EXERCISE PROMPT: Look through the records and copy each line that has "title" in it.

[Stored dataset items]
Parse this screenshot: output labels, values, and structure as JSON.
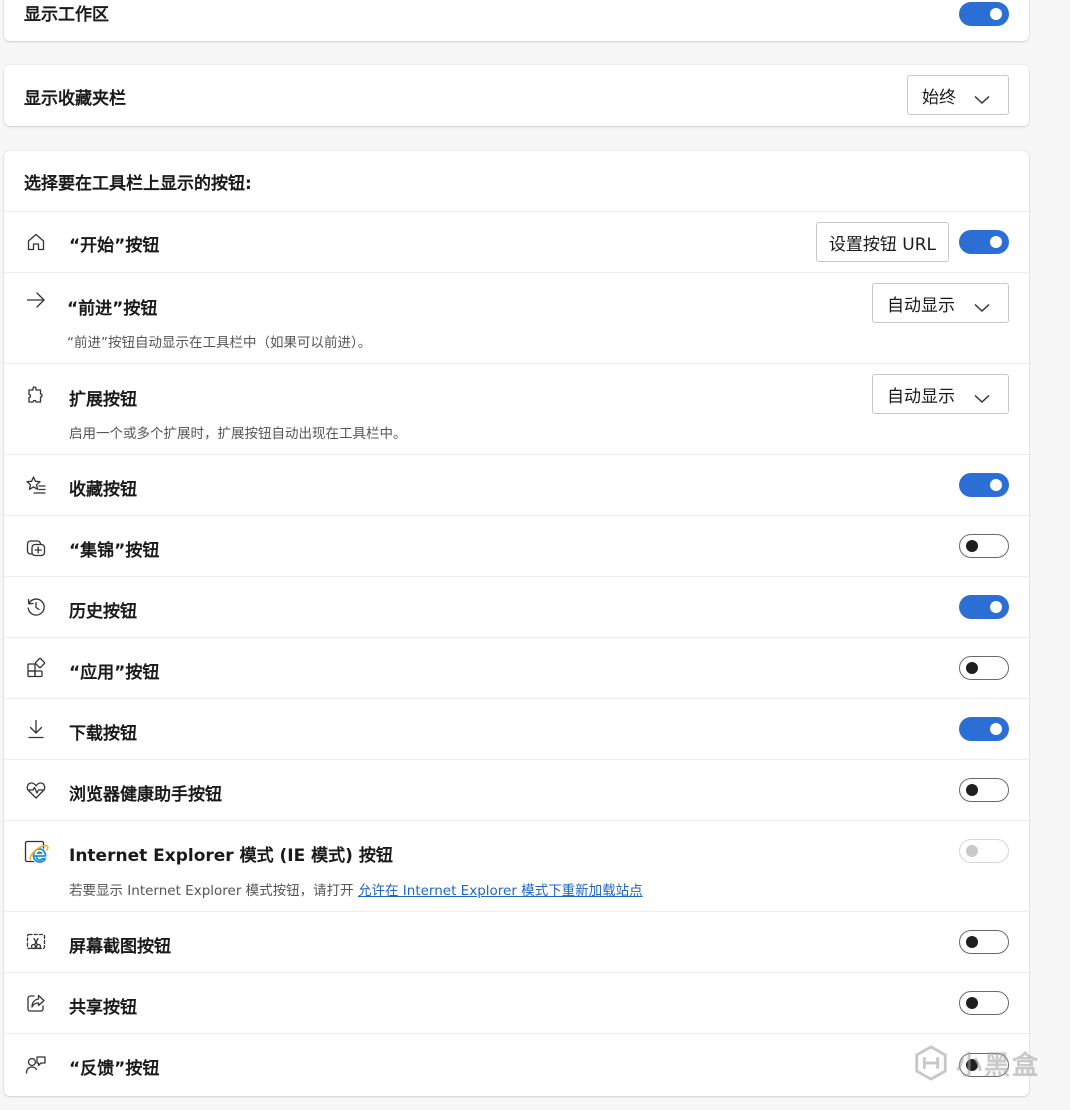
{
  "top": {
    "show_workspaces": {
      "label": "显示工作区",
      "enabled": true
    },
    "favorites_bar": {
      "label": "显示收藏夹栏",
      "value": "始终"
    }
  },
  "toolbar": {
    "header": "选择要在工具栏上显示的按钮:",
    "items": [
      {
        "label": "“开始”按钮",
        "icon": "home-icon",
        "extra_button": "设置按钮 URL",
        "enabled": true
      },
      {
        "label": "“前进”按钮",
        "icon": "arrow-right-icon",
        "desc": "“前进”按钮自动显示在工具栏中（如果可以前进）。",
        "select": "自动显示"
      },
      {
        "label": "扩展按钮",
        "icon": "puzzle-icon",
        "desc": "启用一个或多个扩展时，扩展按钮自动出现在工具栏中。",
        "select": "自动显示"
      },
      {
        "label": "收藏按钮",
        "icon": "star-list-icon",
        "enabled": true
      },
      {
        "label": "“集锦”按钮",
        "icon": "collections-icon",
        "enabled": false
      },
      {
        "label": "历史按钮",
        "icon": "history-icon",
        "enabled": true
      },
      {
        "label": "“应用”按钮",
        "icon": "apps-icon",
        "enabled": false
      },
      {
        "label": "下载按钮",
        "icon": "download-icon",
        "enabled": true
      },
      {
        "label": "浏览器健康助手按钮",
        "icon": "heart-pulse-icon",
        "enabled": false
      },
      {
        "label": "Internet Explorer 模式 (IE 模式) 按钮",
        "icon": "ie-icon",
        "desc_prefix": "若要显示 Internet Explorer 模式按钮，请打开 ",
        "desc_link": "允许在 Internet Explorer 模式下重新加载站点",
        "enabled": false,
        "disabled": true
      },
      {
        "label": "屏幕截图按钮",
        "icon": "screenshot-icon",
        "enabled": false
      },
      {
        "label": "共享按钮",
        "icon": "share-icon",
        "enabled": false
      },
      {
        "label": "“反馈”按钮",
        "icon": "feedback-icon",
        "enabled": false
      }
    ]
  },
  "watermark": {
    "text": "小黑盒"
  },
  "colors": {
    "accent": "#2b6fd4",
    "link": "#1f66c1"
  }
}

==

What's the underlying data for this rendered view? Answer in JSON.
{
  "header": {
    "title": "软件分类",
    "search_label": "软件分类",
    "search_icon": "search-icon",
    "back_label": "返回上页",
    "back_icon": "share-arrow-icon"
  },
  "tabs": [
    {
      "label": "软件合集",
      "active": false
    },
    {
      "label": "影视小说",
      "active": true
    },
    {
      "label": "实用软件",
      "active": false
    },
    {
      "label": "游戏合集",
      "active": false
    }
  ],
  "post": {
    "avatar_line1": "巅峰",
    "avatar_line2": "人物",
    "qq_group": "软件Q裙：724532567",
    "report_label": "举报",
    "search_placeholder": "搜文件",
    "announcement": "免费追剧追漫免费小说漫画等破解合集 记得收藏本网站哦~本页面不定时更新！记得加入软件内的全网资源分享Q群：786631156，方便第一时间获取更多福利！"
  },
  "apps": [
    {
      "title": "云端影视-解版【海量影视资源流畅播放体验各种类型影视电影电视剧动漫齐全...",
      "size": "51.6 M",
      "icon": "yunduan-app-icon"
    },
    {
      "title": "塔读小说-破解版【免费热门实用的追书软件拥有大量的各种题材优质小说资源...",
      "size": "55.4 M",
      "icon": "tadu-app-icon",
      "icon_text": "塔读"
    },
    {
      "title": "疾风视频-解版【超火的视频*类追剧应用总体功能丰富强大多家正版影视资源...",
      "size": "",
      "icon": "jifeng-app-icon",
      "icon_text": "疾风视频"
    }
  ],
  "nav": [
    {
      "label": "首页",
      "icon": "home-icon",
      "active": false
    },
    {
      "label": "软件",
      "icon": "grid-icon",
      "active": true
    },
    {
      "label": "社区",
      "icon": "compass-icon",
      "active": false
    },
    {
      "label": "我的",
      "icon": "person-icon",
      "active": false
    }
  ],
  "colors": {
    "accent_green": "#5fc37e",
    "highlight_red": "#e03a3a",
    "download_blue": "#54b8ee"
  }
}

EXERCISE RESPONSE:
    "title": "软件分类",
      "title": "云端影视-解版【海量影视资源流畅播放体验各种类型影视电影电视剧动漫齐全...",
      "title": "塔读小说-破解版【免费热门实用的追书软件拥有大量的各种题材优质小说资源...",
      "title": "疾风视频-解版【超火的视频*类追剧应用总体功能丰富强大多家正版影视资源...",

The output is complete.